Agave Watch has officially drawn to a close, with the removal of our last giant Agave americana on September 10th. Read the story and view a slideshow below.
The huge blue agave, already impressive at over 8 feet tall and 13 feet wide, sent up a flower spike that can reach a height of 25 feet. This particular flower spike appeared around March 22, 2013, and glass was removed on April 3 to accommodate the swiftly growing spike. The top 6 feet of the spike was sheared off in a wind storm on June 26th. The remaining buds gave us an explosion of yellow flowers which first appeared on July 4th and lasted for a few weeks. The blue Agave was removed July 30th.
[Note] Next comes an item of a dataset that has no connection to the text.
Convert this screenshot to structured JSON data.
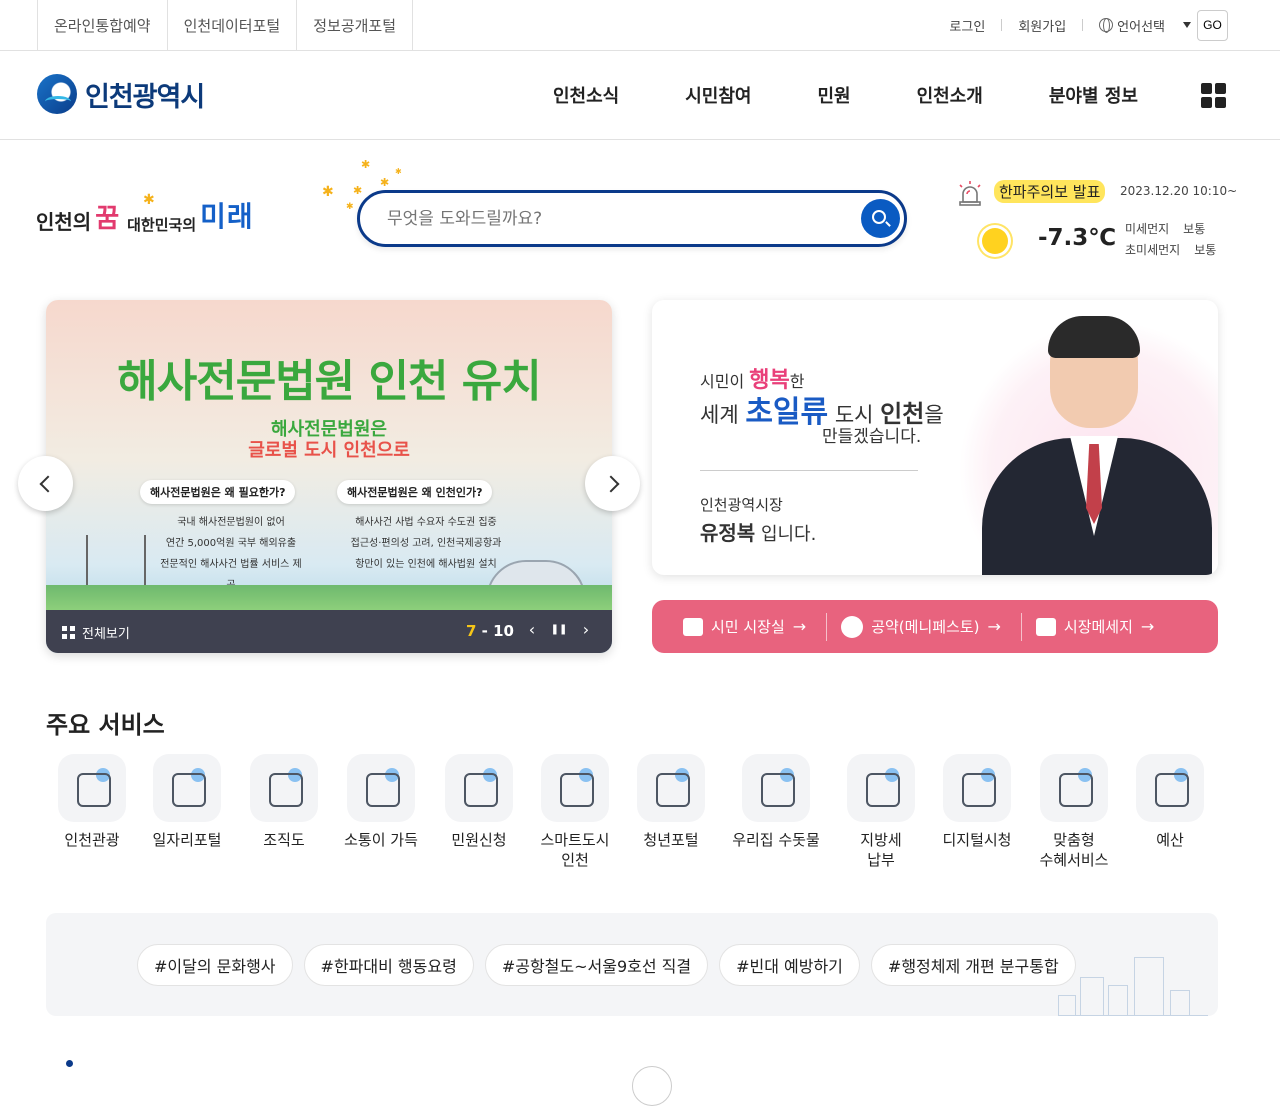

In an amazing coincidence, the Variegated Agave began to send up its own flower shoot on April 28. Glass was removed on May 6th to allow this flower spike to grow up to 25 feet. Buds began to open on July 13, and the plant was removed from the greenhouse on September 10. This plant was a centerpiece in the Desert House – its leaves curled and stretched over 12 feet in every direction. Many visitors will recall that this is the giant “dancing” plant in the front of the Desert House.
At the same time two species of smaller agaves also developed flower spikes and bloomed. The opening of buds can occur anywhere from 2 – 3 months after the appearance of the flower spike.
In nature, agaves can take up to 30 years to bloom. Agaves have earned the nickname “Century Plants” because they bloom only once in their long lifetime. The tall stalk of spectacular flowers signals the end of the plant’s life cycle. However, the species also produces numerous small “pups”, or baby plants. These new offshoots of the original plant will be cultivated for future plantings. The agave is hardy in USDA zone 8.